By Kim Lett
It's never easy to raise a child, especially one with disabilities, As a parent of a 23-year-old who graduated last year, I can attest that transition is as difficult for the parent as it is for the student.
Looking back over the years leading to my child's transition, these are some of the things I remember:
• Spending hours on the phone making doctor appointments (and waiting months to visit a specialty doctor), getting referrals, dealing with EOBs and medical bills, and getting copies of medical notes for my records and the schools;
• Being so scared when my son had horrible reactions to either being weaned on or off a new medication while we found the "cocktail" that worked;
• Having assessments done and waiting to have them explained in common language;
• IEP meetings that caused my unseen knees to shake while sitting across the table from people who knew "best" for my child who they only saw a few hours a day while I had a lifetime of knowledge;
• Being addressed as "Mom" at IEP meetings by professionals my own age;
• Not being able to visit a classroom to see if it would be appropriate for my child or to observe a classroom while my child was in it, even though that's what every book and specialist recommends;
• The vice principal who went out of her way to give me her home phone and cell number when she knew my son's needs weren't being addressed by the IEP team;
• The worry about what would happen after high school – would my son work? Where? What would he do all day? What would I do all day if he was home? What would life be like for both of us?
• The transition team that worked to help us but who, I suspect, wondered the same thing.
More than eight years ago, concerned community members came together to address the need for a better transition from school to adult life for children with special needs in the greater Fredericksburg area.
In response to that need, the group formed the Fredericksburg Area Transition Council (FATC) and sponsored the very first transition conference in our area. The conference brought speakers and showcased best practices in transition. Since then, four more conferences have been held, but no community collaboration addressed the ongoing need for transition information and improved outcomes.
The FATC held a training on January 13th for parents, school staff, local organizations, and employers on developing an on-going transition council. Presenters from William and Mary addressed the group and will continue helping them define their goals for the future.
To make it easier, learn all you can about transition and participate on the Fredericksburg Area Transition Council.

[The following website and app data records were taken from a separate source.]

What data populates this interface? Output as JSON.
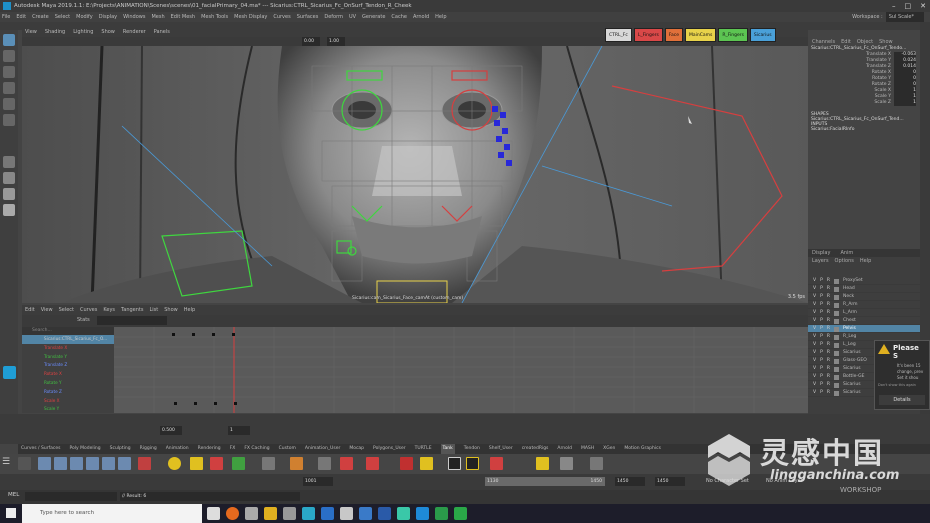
{
  "window": {
    "title": "Autodesk Maya 2019.1.1: E:\\Projects\\ANIMATION\\Scenes\\scenes\\01_facialPrimary_04.ma* --- Sicarius:CTRL_Sicarius_Fc_OnSurf_Tendon_R_Cheek",
    "controls": [
      "–",
      "□",
      "✕"
    ]
  },
  "menubar": {
    "items": [
      "File",
      "Edit",
      "Create",
      "Select",
      "Modify",
      "Display",
      "Windows",
      "Mesh",
      "Edit Mesh",
      "Mesh Tools",
      "Mesh Display",
      "Curves",
      "Surfaces",
      "Deform",
      "UV",
      "Generate",
      "Cache",
      "Arnold",
      "Help"
    ],
    "workspace_label": "Workspace :",
    "workspace_value": "Sul Scale*"
  },
  "viewport": {
    "menu": [
      "View",
      "Shading",
      "Lighting",
      "Show",
      "Renderer",
      "Panels"
    ],
    "field_a": "0.00",
    "field_b": "1.00",
    "quick_buttons": [
      {
        "label": "CTRL_Fc",
        "color": "#d8d8d8"
      },
      {
        "label": "L_Fingers",
        "color": "#d94848"
      },
      {
        "label": "Face",
        "color": "#e0703a"
      },
      {
        "label": "MainCams",
        "color": "#e8d24a"
      },
      {
        "label": "R_Fingers",
        "color": "#5cc452"
      },
      {
        "label": "Sicarius",
        "color": "#4aa0d8"
      }
    ],
    "camera_label": "Sicarius:cam_Sicarius_Face_camAt (custom_cam)",
    "fps": "3.5 fps"
  },
  "channelbox": {
    "tabs": [
      "Channels",
      "Edit",
      "Object",
      "Show"
    ],
    "object_name": "Sicarius:CTRL_Sicarius_Fc_OnSurf_Tendo...",
    "channels": [
      {
        "name": "Translate X",
        "value": "-0.063"
      },
      {
        "name": "Translate Y",
        "value": "0.024"
      },
      {
        "name": "Translate Z",
        "value": "0.014"
      },
      {
        "name": "Rotate X",
        "value": "0"
      },
      {
        "name": "Rotate Y",
        "value": "0"
      },
      {
        "name": "Rotate Z",
        "value": "0"
      },
      {
        "name": "Scale X",
        "value": "1"
      },
      {
        "name": "Scale Y",
        "value": "1"
      },
      {
        "name": "Scale Z",
        "value": "1"
      }
    ],
    "shapes_header": "SHAPES",
    "shapes_item": "Sicarius:CTRL_Sicarius_Fc_OnSurf_Tend...",
    "inputs_header": "INPUTS",
    "inputs_item": "Sicarius:FacialRInfo"
  },
  "layers": {
    "tabs": [
      "Display",
      "Anim"
    ],
    "menu": [
      "Layers",
      "Options",
      "Help"
    ],
    "items": [
      {
        "label": "ProxySet",
        "selected": false
      },
      {
        "label": "Head",
        "selected": false
      },
      {
        "label": "Neck",
        "selected": false
      },
      {
        "label": "R_Arm",
        "selected": false
      },
      {
        "label": "L_Arm",
        "selected": false
      },
      {
        "label": "Chest",
        "selected": false
      },
      {
        "label": "Pelvis",
        "selected": true
      },
      {
        "label": "R_Leg",
        "selected": false
      },
      {
        "label": "L_Leg",
        "selected": false
      },
      {
        "label": "Sicarius",
        "selected": false
      },
      {
        "label": "Glass-GEO",
        "selected": false
      },
      {
        "label": "Sicarius",
        "selected": false
      },
      {
        "label": "Bottle-GE",
        "selected": false
      },
      {
        "label": "Sicarius",
        "selected": false
      },
      {
        "label": "Sicarius",
        "selected": false
      }
    ]
  },
  "popup": {
    "title": "Please S",
    "body": "It's been 15 change, prev Set it shou",
    "checkbox": "Don't show this again",
    "button": "Details"
  },
  "grapheditor": {
    "menu": [
      "Edit",
      "View",
      "Select",
      "Curves",
      "Keys",
      "Tangents",
      "List",
      "Show",
      "Help"
    ],
    "stats_label": "Stats",
    "search_placeholder": "Search...",
    "outliner_items": [
      {
        "label": "Sicarius:CTRL_Sicarius_Fc_O...",
        "color": "#cccccc"
      },
      {
        "label": "Translate X",
        "color": "#e04040"
      },
      {
        "label": "Translate Y",
        "color": "#40c040"
      },
      {
        "label": "Translate Z",
        "color": "#6a8cff"
      },
      {
        "label": "Rotate X",
        "color": "#e04040"
      },
      {
        "label": "Rotate Y",
        "color": "#40c040"
      },
      {
        "label": "Rotate Z",
        "color": "#6a8cff"
      },
      {
        "label": "Scale X",
        "color": "#e04040"
      },
      {
        "label": "Scale Y",
        "color": "#40c040"
      },
      {
        "label": "Scale Z",
        "color": "#6a8cff"
      }
    ]
  },
  "timeline": {
    "field1": "0.500",
    "field2": "1"
  },
  "shelf": {
    "tabs": [
      "Curves / Surfaces",
      "Poly Modeling",
      "Sculpting",
      "Rigging",
      "Animation",
      "Rendering",
      "FX",
      "FX Caching",
      "Custom",
      "Animation_User",
      "Mocap",
      "Polygons_User",
      "TURTLE",
      "Tank",
      "Tendon",
      "Shelf_User",
      "createdRigs",
      "Arnold",
      "MASH",
      "XGen",
      "Motion Graphics"
    ],
    "active_tab": "Tank"
  },
  "bottom": {
    "mel_label": "MEL",
    "result": "// Result: 6",
    "start": "1001",
    "range_start": "1130",
    "range_end": "1450",
    "end": "1450",
    "end2": "1450",
    "char_set": "No Character Set",
    "anim_layer": "No Anim Layer"
  },
  "taskbar": {
    "search_placeholder": "Type here to search"
  },
  "watermark": {
    "chinese": "灵感中国",
    "url": "lingganchina.com",
    "workshop": "WORKSHOP"
  }
}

For more information on FATC, contact Kim Lett or Jenny Fain at the disAbility Resource Center, 540-373-2559.
Kim Lett is the program coordinator at the disAbility Resource Center in Fredericksburg, Virginia